“In extraordinary times, retaining a sense of normality becomes valuable. At present the UK remains ‘business as usual’ for the vast majority. In other words, keep calm and carry on.”

Take breaks
If you’re anxious about working at home there’s always the danger of overcompensation, or presenteeism. If you’re being productive and achieving what you planned, and are checking in a sensible amount, you mustn’t feel guilty for taking a break. It’s essential for mental well-being and to keep up productivity levels. Many people swear by the Pomodoro technique which is a time management method where work is broken down into intervals, traditionally 25 minutes and punctuated by short breaks.

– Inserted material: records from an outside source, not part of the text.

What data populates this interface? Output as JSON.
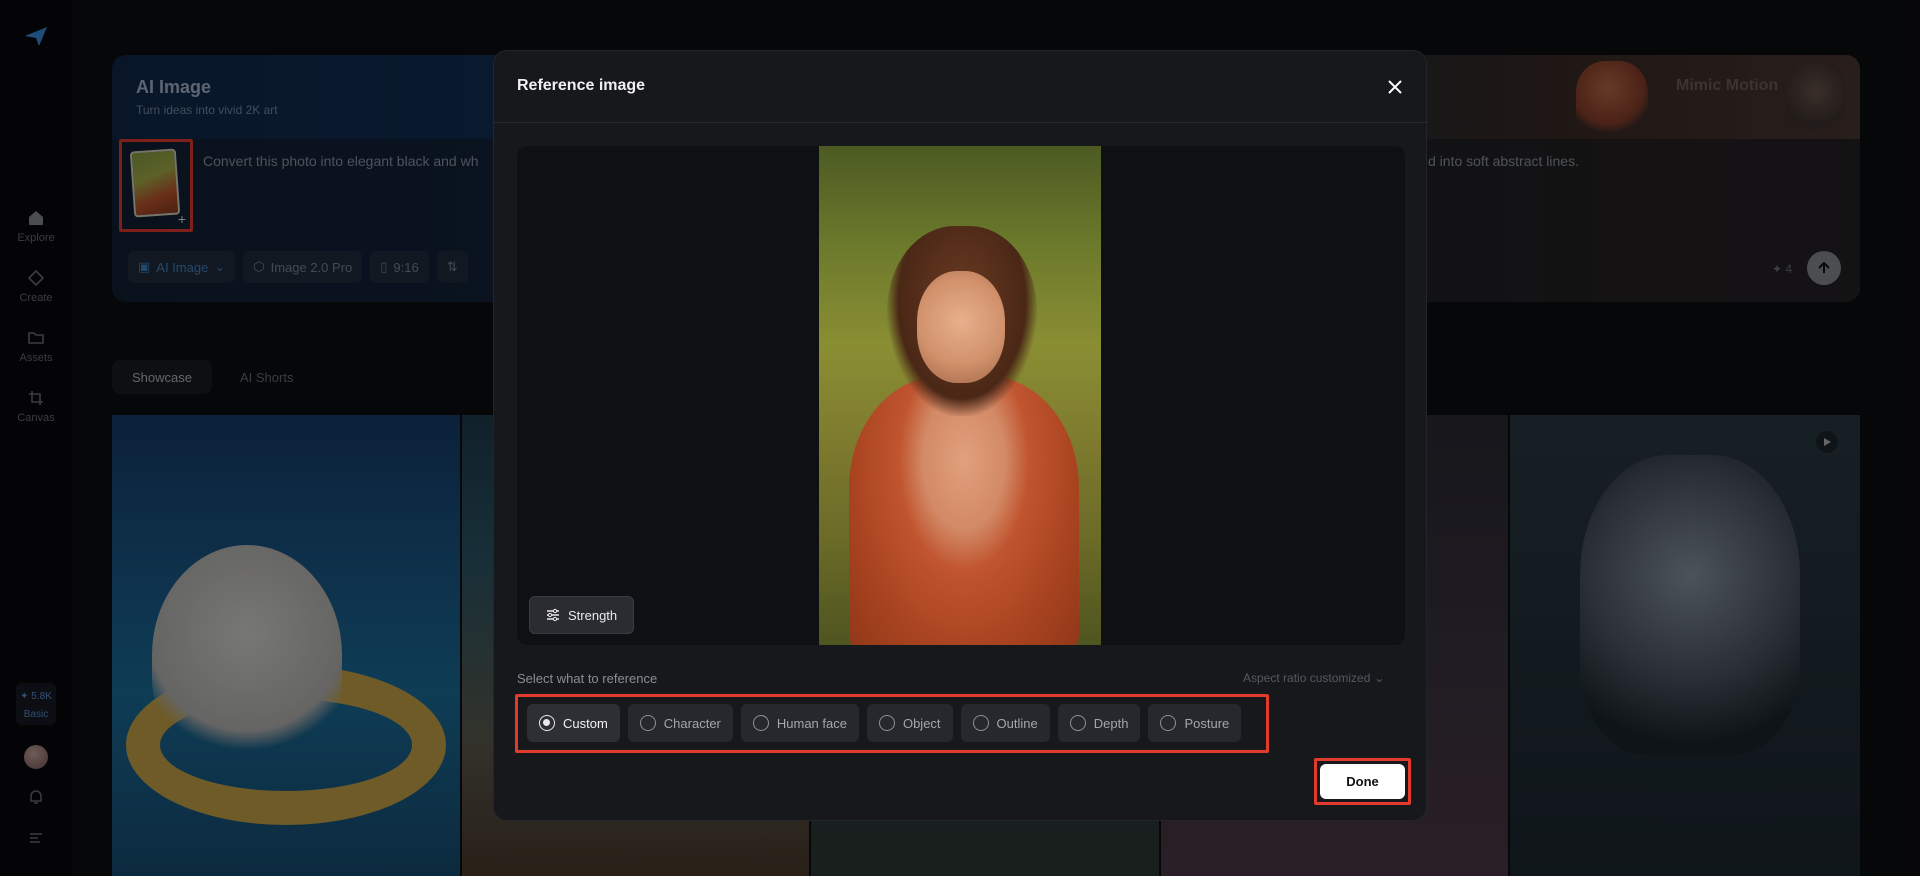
{
  "sidebar": {
    "nav": [
      {
        "label": "Explore",
        "icon": "home-icon"
      },
      {
        "label": "Create",
        "icon": "diamond-icon"
      },
      {
        "label": "Assets",
        "icon": "folder-icon"
      },
      {
        "label": "Canvas",
        "icon": "crop-icon"
      }
    ],
    "credits": "5.8K",
    "plan": "Basic"
  },
  "hero": {
    "title": "AI Image",
    "subtitle": "Turn ideas into vivid 2K art",
    "prompt_start": "Convert this photo into elegant black and wh",
    "prompt_end": "d into soft abstract lines.",
    "chips": [
      "AI Image",
      "Image 2.0 Pro",
      "9:16"
    ],
    "count": "4",
    "mimic_label": "Mimic Motion"
  },
  "tabs": [
    "Showcase",
    "AI Shorts"
  ],
  "modal": {
    "title": "Reference image",
    "strength_label": "Strength",
    "select_label": "Select what to reference",
    "aspect_label": "Aspect ratio customized",
    "options": [
      "Custom",
      "Character",
      "Human face",
      "Object",
      "Outline",
      "Depth",
      "Posture"
    ],
    "selected_option": "Custom",
    "done_label": "Done"
  },
  "colors": {
    "highlight": "#e23b2e",
    "accent": "#3e86c6",
    "modal_bg": "#17181c"
  }
}
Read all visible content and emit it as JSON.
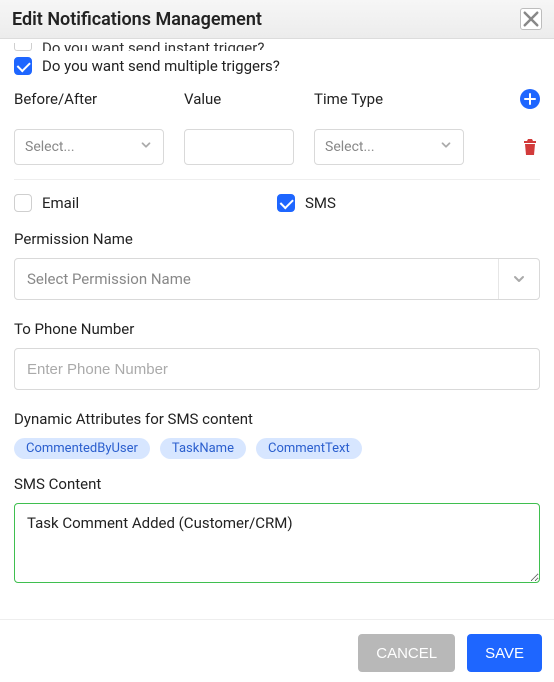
{
  "header": {
    "title": "Edit Notifications Management"
  },
  "options": {
    "instant_trigger_label": "Do you want send instant trigger?",
    "instant_trigger_checked": false,
    "multiple_trigger_label": "Do you want send multiple triggers?",
    "multiple_trigger_checked": true
  },
  "triggers": {
    "col1": "Before/After",
    "col2": "Value",
    "col3": "Time Type",
    "select_placeholder": "Select..."
  },
  "channels": {
    "email_label": "Email",
    "email_checked": false,
    "sms_label": "SMS",
    "sms_checked": true
  },
  "permission": {
    "label": "Permission Name",
    "placeholder": "Select Permission Name"
  },
  "phone": {
    "label": "To Phone Number",
    "placeholder": "Enter Phone Number",
    "value": ""
  },
  "dynamic": {
    "label": "Dynamic Attributes for SMS content",
    "chips": [
      "CommentedByUser",
      "TaskName",
      "CommentText"
    ]
  },
  "sms": {
    "label": "SMS Content",
    "value": "Task Comment Added (Customer/CRM)"
  },
  "footer": {
    "cancel": "CANCEL",
    "save": "SAVE"
  }
}
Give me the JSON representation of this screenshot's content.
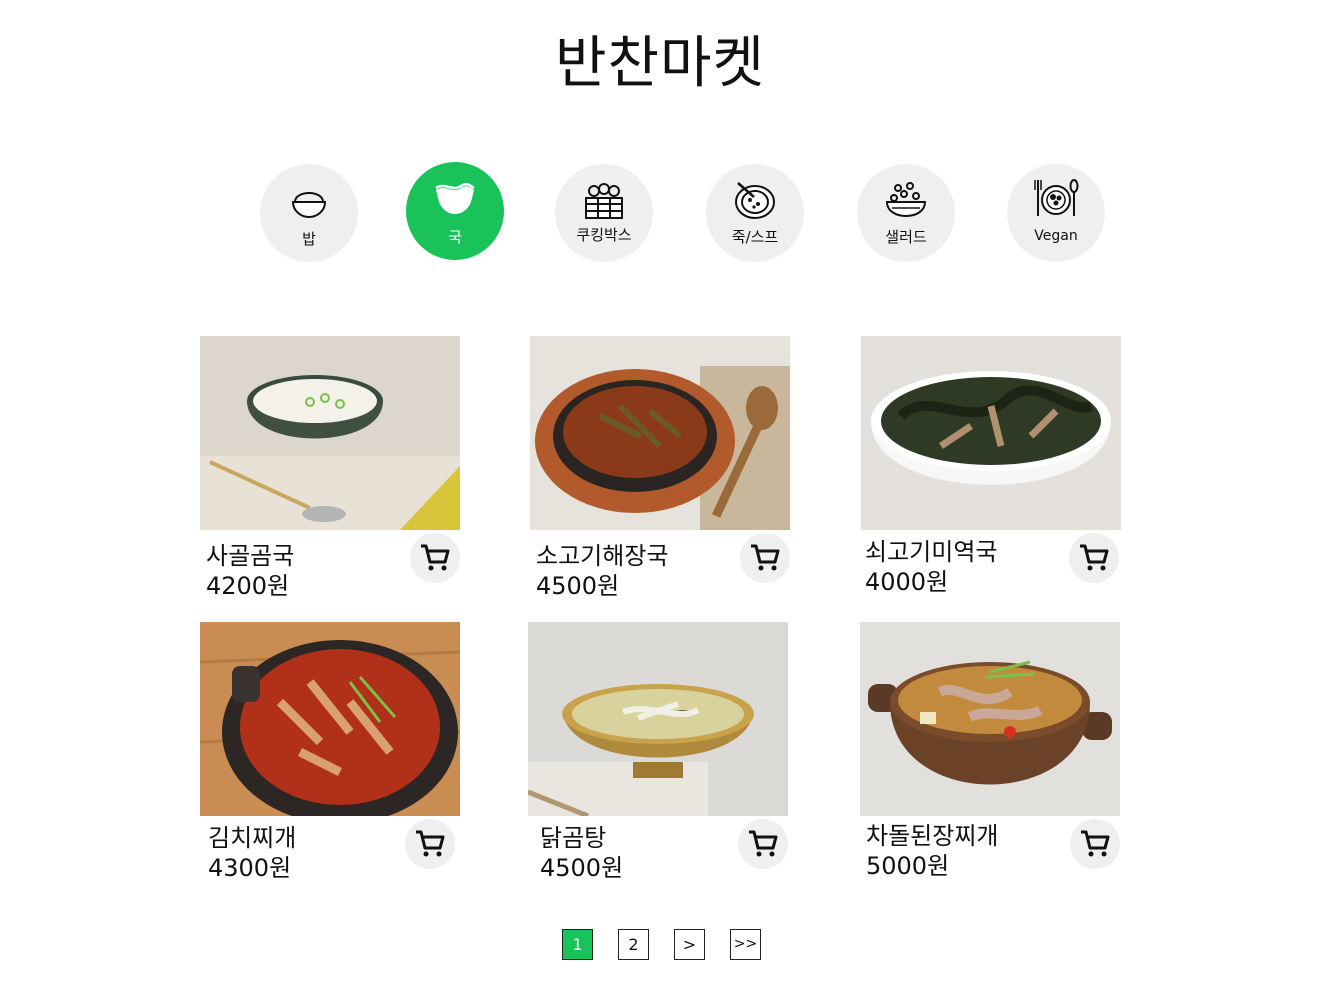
{
  "header": {
    "title": "반찬마켓"
  },
  "categories": [
    {
      "label": "밥",
      "icon": "rice-bowl-icon",
      "active": false
    },
    {
      "label": "국",
      "icon": "soup-bowl-icon",
      "active": true
    },
    {
      "label": "쿠킹박스",
      "icon": "cooking-box-icon",
      "active": false
    },
    {
      "label": "죽/스프",
      "icon": "porridge-icon",
      "active": false
    },
    {
      "label": "샐러드",
      "icon": "salad-icon",
      "active": false
    },
    {
      "label": "Vegan",
      "icon": "vegan-icon",
      "active": false
    }
  ],
  "products": [
    {
      "name": "사골곰국",
      "price": "4200원"
    },
    {
      "name": "소고기해장국",
      "price": "4500원"
    },
    {
      "name": "쇠고기미역국",
      "price": "4000원"
    },
    {
      "name": "김치찌개",
      "price": "4300원"
    },
    {
      "name": "닭곰탕",
      "price": "4500원"
    },
    {
      "name": "차돌된장찌개",
      "price": "5000원"
    }
  ],
  "pagination": {
    "pages": [
      "1",
      "2"
    ],
    "next": ">",
    "last": ">>",
    "current": "1"
  },
  "colors": {
    "accent": "#19c35a",
    "chip_bg": "#efefef"
  }
}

Go outside and move around
Even if you’re self-isolating you can still get fresh air, and it’s essential for your mental well-being to get outside and move around. With social distancing being encouraged, taking your laptop to the local café or library isn’t advisable, but you’ll still need a change of scene, so the cabin fever doesn’t set in. Use the time you’d usually spend commuting to take a walk, build a bit of exercise into that all-important routine, take a walk whilst on a work call or during your designated ‘lunch time’, or take an online exercise class.

Look after yourself
There are obvious considerations like eating healthily and getting sleep and we’ve talked about taking breaks and exercise to help maintain mental health. But some thought should also be given to your workstation too. Laptops have bad ergonomics and shouldn’t really be used for sustained periods of time. One way around this is to make the laptop work like a desktop by raising it up (a pile of books would work) and using an external keyboard and mouse. The NHS also has some great advice on sitting at your desk correctly.

“Eating a balanced diet, getting plenty of sleep and engaging in activities that help to reduce your stress levels are key to helping you remain as healthy as possibly – physically as well as psychologically.” 

If you find you’re struggling, there’s always someone who can help – please contact Samaritans or Big White Wall for guidance. For students and staff at the University of Surrey, the Centre for Wellbeing is offering online and telephone support, and health and wellbeing help and advice is available on the Wellbeing pages of the MySurrey website.